- EXERCISE PROMPT
Only lines holding the word "time" are wanted. Copy them from the listing below.

Start of Block

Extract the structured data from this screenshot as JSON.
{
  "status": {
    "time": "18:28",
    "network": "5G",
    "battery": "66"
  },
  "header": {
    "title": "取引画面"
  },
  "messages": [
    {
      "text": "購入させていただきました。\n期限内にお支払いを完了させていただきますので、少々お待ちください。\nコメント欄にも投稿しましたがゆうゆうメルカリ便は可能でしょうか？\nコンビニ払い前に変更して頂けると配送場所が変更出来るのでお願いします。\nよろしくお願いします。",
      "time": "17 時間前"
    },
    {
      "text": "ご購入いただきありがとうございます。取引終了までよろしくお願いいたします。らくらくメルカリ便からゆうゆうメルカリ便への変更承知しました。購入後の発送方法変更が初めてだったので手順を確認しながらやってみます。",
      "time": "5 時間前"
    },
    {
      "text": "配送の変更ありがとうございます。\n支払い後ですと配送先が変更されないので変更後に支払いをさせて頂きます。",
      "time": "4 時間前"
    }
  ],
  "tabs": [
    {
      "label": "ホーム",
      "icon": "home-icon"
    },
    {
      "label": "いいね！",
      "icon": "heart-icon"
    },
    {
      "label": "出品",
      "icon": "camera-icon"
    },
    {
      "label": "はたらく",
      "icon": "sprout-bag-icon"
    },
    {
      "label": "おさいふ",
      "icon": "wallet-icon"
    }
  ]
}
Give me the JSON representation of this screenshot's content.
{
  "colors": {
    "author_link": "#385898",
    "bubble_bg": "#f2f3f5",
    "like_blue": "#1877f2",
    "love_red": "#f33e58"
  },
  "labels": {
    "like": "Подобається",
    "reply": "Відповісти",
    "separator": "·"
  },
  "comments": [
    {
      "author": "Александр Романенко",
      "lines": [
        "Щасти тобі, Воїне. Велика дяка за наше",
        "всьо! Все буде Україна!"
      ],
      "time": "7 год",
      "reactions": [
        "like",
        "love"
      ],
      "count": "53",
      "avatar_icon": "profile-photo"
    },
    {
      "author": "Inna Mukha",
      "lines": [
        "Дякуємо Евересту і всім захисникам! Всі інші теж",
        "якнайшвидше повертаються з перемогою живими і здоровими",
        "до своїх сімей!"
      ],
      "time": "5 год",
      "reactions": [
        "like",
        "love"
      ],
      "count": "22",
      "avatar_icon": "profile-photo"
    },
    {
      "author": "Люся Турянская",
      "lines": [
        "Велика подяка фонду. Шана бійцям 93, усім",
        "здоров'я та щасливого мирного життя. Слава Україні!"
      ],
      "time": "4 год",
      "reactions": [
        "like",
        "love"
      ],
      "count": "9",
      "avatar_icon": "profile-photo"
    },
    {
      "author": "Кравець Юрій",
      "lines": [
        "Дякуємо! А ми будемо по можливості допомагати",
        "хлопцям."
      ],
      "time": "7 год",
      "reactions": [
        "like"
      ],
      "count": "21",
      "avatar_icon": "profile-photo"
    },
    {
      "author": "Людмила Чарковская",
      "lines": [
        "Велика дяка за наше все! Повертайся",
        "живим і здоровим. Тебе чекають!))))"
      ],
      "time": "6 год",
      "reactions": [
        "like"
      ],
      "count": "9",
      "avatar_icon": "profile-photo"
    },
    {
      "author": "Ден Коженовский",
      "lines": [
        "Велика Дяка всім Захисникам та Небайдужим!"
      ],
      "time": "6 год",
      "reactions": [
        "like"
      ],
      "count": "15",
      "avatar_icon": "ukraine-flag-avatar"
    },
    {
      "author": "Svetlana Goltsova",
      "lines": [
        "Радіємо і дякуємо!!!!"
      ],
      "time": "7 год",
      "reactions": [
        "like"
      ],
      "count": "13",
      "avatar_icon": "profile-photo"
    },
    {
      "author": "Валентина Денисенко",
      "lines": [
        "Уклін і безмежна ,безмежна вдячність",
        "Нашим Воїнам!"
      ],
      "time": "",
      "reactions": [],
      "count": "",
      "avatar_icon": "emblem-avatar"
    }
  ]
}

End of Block

- RESPONSE
    "time": "18:28",
      "time": "17 時間前"
      "time": "5 時間前"
      "time": "4 時間前"
      "time": "7 год",
      "time": "5 год",
      "time": "4 год",
      "time": "7 год",
      "time": "6 год",
      "time": "6 год",
      "time": "7 год",
      "time": "",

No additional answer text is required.